“Man Up” is an extension of the philosophy Kinetic Films first embraced in “Hang Loose,” Sereno said. It seeks to break stereotypes with humor — what the filmmaker calls a universal language.
“We are trying to tell our perspective on Asian-American stories,” he said. “Asians are best friends and Asians are nerds. But Asians are also lovers and lead characters, and Asians are also heroes.

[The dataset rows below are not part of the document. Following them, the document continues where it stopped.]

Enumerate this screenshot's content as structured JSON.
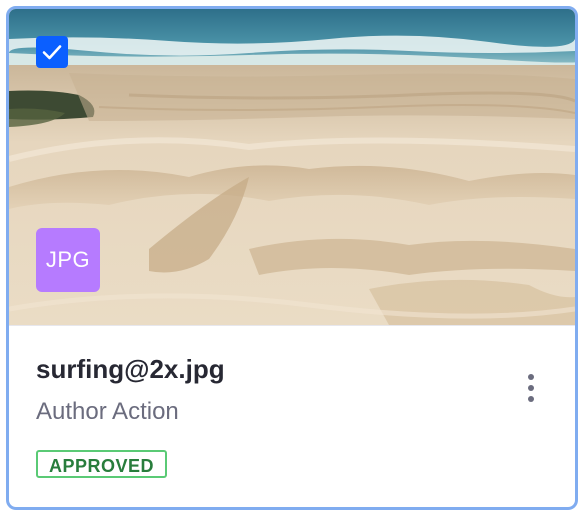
{
  "card": {
    "selected": true,
    "image_alt": "beach sand dunes by the ocean",
    "file_type": "JPG",
    "title": "surfing@2x.jpg",
    "subtitle": "Author Action",
    "status": "APPROVED",
    "colors": {
      "border_selected": "#80acf0",
      "checkbox": "#0b5fff",
      "badge": "#b67bff",
      "status_border": "#5aca75",
      "status_text": "#287d3c"
    }
  },
  "icons": {
    "checkbox": "check-icon",
    "menu": "ellipsis-v-icon"
  }
}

In real life we are all different kinds of things.”
And it’s no accident that the Internet is the catalyst for change, or at the very least an equalizer.
“People see through color barriers and prejudices a lot more easily and fluidly in this world,” Sereno said. “If you look at the top YouTube stars, most of them are ethnic.”
The current surge in digital distribution will give new life to “Hang Loose” as well as a dark drama Sereno made in 2011 called “Paradise Broken.” Marvista Entertainment will release the comedy in a few weeks and the drama in October, Sereno said.
Sereno said he feels lucky.
“I have talked about this for a long time, and now the world has caught up to this,” he said. “We are in the right place at the right time.”
Lakeshore plans to release “Man Up” in early June but specific details, including the price, are not available yet, Sereno said. But you can find more info about “Man Up” at www.manupfilm.com.
Mike Gordon covers film and television in Hawaii for the Honolulu Star-Advertiser. Email him at email@example.com and follow him on Twitter. Read his weekly “Outtakes” column Sundays in the Star-Advertiser.